*** Opening of The records ***

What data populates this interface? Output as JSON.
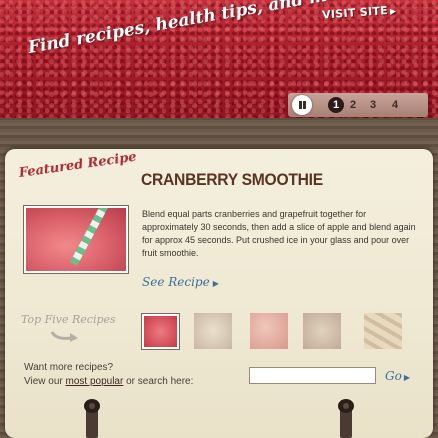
{
  "banner": {
    "tagline": "Find recipes, health tips, and more",
    "visit_site": "VISIT SITE",
    "visit_arrow_icon": "triangle-right"
  },
  "pager": {
    "pause_icon": "pause",
    "pages": [
      "1",
      "2",
      "3",
      "4"
    ],
    "active_page": "1"
  },
  "featured": {
    "label": "Featured Recipe",
    "title": "CRANBERRY SMOOTHIE",
    "description": "Blend equal parts cranberries and grapefruit together for approximately 30 seconds, then add a slice of apple and blend again for approx 45 seconds. Put crushed ice in your glass and pour over fruit smoothie.",
    "see_recipe": "See Recipe",
    "image": "cranberry-smoothie-photo"
  },
  "top_five": {
    "label": "Top Five Recipes",
    "thumbnails": [
      {
        "name": "smoothie",
        "color": "#d94a55",
        "active": true
      },
      {
        "name": "cranberry-sauce",
        "color": "#b58c7a",
        "active": false
      },
      {
        "name": "cranberry-tea",
        "color": "#c94040",
        "active": false
      },
      {
        "name": "cranberry-dish",
        "color": "#9a7060",
        "active": false
      },
      {
        "name": "cranberry-bars",
        "color": "#c8aa88",
        "active": false
      }
    ]
  },
  "more": {
    "line1": "Want more recipes?",
    "line2_prefix": "View our ",
    "most_popular": "most popular",
    "line2_suffix": " or search here:",
    "search_value": "",
    "go": "Go"
  },
  "colors": {
    "cranberry": "#a81e2c",
    "card": "#f1ebd6",
    "title": "#5a3322",
    "link": "#3c6f9a"
  }
}
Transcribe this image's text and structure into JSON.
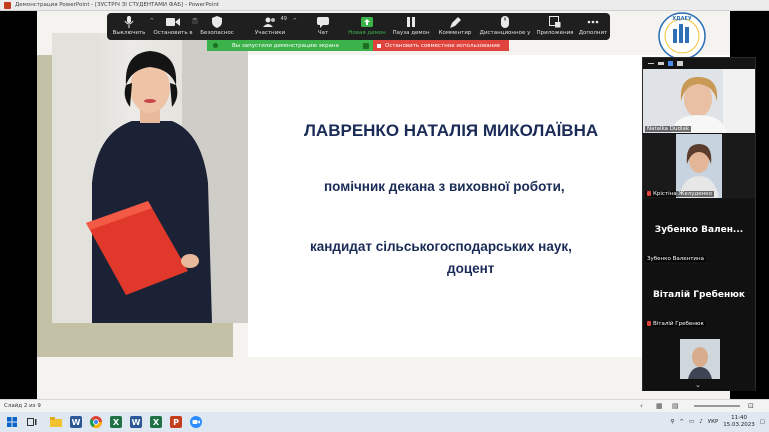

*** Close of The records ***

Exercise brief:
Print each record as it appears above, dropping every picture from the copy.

Exercise solution:
What data populates this interface? Output as JSON.
{
  "banner": {
    "tagline": "Find recipes, health tips, and more",
    "visit_site": "VISIT SITE",
    "visit_arrow_icon": "triangle-right"
  },
  "pager": {
    "pause_icon": "pause",
    "pages": [
      "1",
      "2",
      "3",
      "4"
    ],
    "active_page": "1"
  },
  "featured": {
    "label": "Featured Recipe",
    "title": "CRANBERRY SMOOTHIE",
    "description": "Blend equal parts cranberries and grapefruit together for approximately 30 seconds, then add a slice of apple and blend again for approx 45 seconds. Put crushed ice in your glass and pour over fruit smoothie.",
    "see_recipe": "See Recipe",
    "image": "cranberry-smoothie-photo"
  },
  "top_five": {
    "label": "Top Five Recipes",
    "thumbnails": [
      {
        "name": "smoothie",
        "color": "#d94a55",
        "active": true
      },
      {
        "name": "cranberry-sauce",
        "color": "#b58c7a",
        "active": false
      },
      {
        "name": "cranberry-tea",
        "color": "#c94040",
        "active": false
      },
      {
        "name": "cranberry-dish",
        "color": "#9a7060",
        "active": false
      },
      {
        "name": "cranberry-bars",
        "color": "#c8aa88",
        "active": false
      }
    ]
  },
  "more": {
    "line1": "Want more recipes?",
    "line2_prefix": "View our ",
    "most_popular": "most popular",
    "line2_suffix": " or search here:",
    "search_value": "",
    "go": "Go"
  },
  "colors": {
    "cranberry": "#a81e2c",
    "card": "#f1ebd6",
    "title": "#5a3322",
    "link": "#3c6f9a"
  }
}
Transcribe this image's text and structure into JSON.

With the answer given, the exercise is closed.